Lyceum lecture asks: "Our President is Black, Now What?"


The Mercer Lyceum was developed by the University and commenced for the 2011 fall term to support lectures and events centered on the theme of “Rebuilding Democracy.”
This theme will last until Spring 2013.  The events are open to the community. The most recent took place Oct. 20 in the Medical School Auditorium. Mercer welcomed Dr. Johnny B. Hill, who presented the lecture “Our President is Black, Now What? Race Relations and the Obama Presidency.” Dr. Johnny B. Hill is a pastor, professor and author of The First Black President: Barack Obama, Race, Politics, and the American Dream.
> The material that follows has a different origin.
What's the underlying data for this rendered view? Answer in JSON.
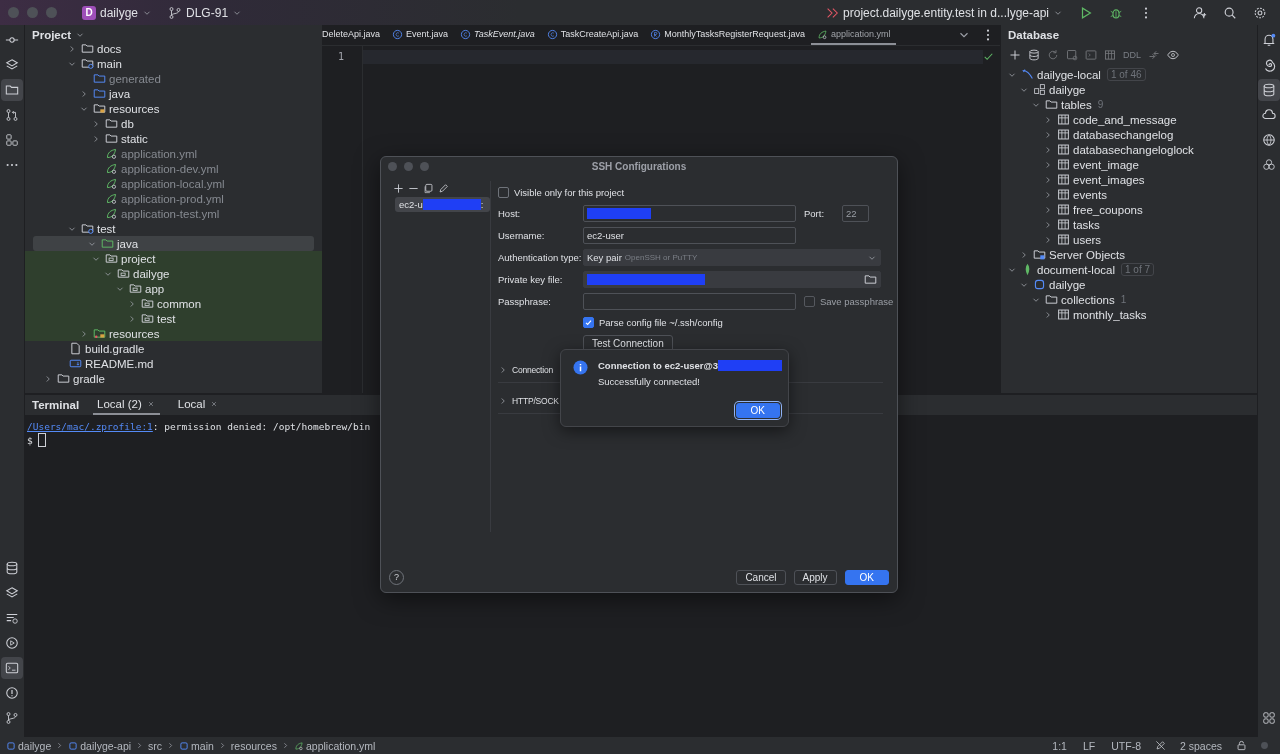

He is a leading advocate for human rights, social justice, global peace and reconciliation.
As stated by Louisville Presbyterian Theological Seminary, Dr. Hill is “a graduate of Garrett-Evangelical Theological Seminary (Ph.D.) in Evanston, Ill. He also earned degrees from Duke Divinity School (M.Div.; Th.M.), and a Bachelor in Sociology from Morehouse College in Atlanta, Ga…He is co-chair of the consultation for the Theology of Martin Luther King Jr. with the American Academy of Religion.”
Dr. Hill also co-founded the Foundation for Reconciliation and Dialogue with renowned theologian J. Deotis Robert. He is the current president of the foundation and pastor of the historic Greater Good Hope Baptist Church in Louisville, Ky.
The topics that were discussed by Dr. Hill included history repeating itself, the concern of people losing that personal connection through social networks and the uncomfortable use of the word race along with the presidency of Barack Obama.
Mr. Jeremy Tate, who is an author and social commentator, shared a poem he wrote titled The Blackness. Tate has a book titled Heaven and Hell and Eating Too Many Lemon Heads, which is a collection of poetry and artwork done by Barbara Baca. He has appeared on with host Angie Wright-Rheaves and he has written for a number of websites including and Rolling Out Magazine.
Tate has been pursuing his writing career for three years now. When asked of what Tate did to prepare for this lyceum he stated, “I practiced breathing some. First time I ever read my poetry aloud to so many people. College kids are intimidating.”
In addition, Tate shared that within his career he most enjoys the “freedom to express myself as honestly as possible. Writing consistently presents that freedom as a joy and a challenge.”
The event was co-sponsored by Campus Life, Minority Affairs, Student Support Services, Organization of Black Students, Quadworks and the Urban CEO/MCEO.
Many students and faculty were in attendance including Michelle Currie, director of federal TRIO programs; Vice President and Dean of Students, Dr. Doug Pearson; Dr. Mary Alice Morgan, senior vice provost for service Learning; and Carrie F. Ingoldsby, director of campus life and student involvement.
The lecture was followed by a question and answer session with an in-depth discussion of the topics led by Mr. Dominique Johnson, coordinator for the Upward Bound program.
Junior Nakita James shared, “I enjoyed the combination of Dr. Hill and Jeremy Tate. Their linking together for the lecture demonstrates how the fight for racial equality is not just for the older generation. It’s our fight too.”